7. Describe your procedures.
8. Create a data table or tables.
9. Perform your experiment and record your data.
10. Did the yeast produce different amounts of CO2 with your different treatments? Do the results match your hypothesis?
11. What do your results mean for people who make bread using the ingredient or temperatures you investigated?
If you have used clean test tubes, ingredients and mixing procedures, you can use the yeast solution in one of your treatment test tubes to produce a small loaf of bread. Your teacher will give you instructions on how to add flour and water to your yeast solution and knead a bread ball. Make sure you label your baking cup with your name so you know which is yours when it comes out of the oven.
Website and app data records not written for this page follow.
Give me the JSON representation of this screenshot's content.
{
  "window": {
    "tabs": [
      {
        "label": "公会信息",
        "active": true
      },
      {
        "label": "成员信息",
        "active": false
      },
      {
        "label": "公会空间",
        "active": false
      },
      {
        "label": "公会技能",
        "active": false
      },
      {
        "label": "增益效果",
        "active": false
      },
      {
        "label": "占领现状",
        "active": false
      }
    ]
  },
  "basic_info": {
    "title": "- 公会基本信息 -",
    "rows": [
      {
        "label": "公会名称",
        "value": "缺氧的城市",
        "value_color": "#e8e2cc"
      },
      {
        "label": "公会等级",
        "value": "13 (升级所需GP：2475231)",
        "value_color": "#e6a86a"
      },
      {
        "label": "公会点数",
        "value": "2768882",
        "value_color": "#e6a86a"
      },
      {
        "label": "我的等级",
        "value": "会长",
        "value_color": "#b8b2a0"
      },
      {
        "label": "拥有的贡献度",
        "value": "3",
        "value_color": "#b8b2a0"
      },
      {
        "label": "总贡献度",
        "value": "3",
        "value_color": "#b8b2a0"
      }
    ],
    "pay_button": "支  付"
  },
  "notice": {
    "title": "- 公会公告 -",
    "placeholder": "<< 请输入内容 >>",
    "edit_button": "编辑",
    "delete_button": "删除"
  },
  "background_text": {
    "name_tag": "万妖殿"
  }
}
Teachers are encouraged to copy this student handout for classroom use. A Word file (which can be used to prepare a modified version if desired), Teacher Preparation Notes, comments, and other hands-on activities are available at HYPERLINK "http://serendip.brynmawr.edu/sci_edu/waldron/" http://serendip.brynmawr.edu/sci_edu/waldron/. Additional biology activities are available at HYPERLINK "http://serendip.brynmawr.edu/exchange/bioactivities" http://serendip.brynmawr.edu/exchange/bioactivities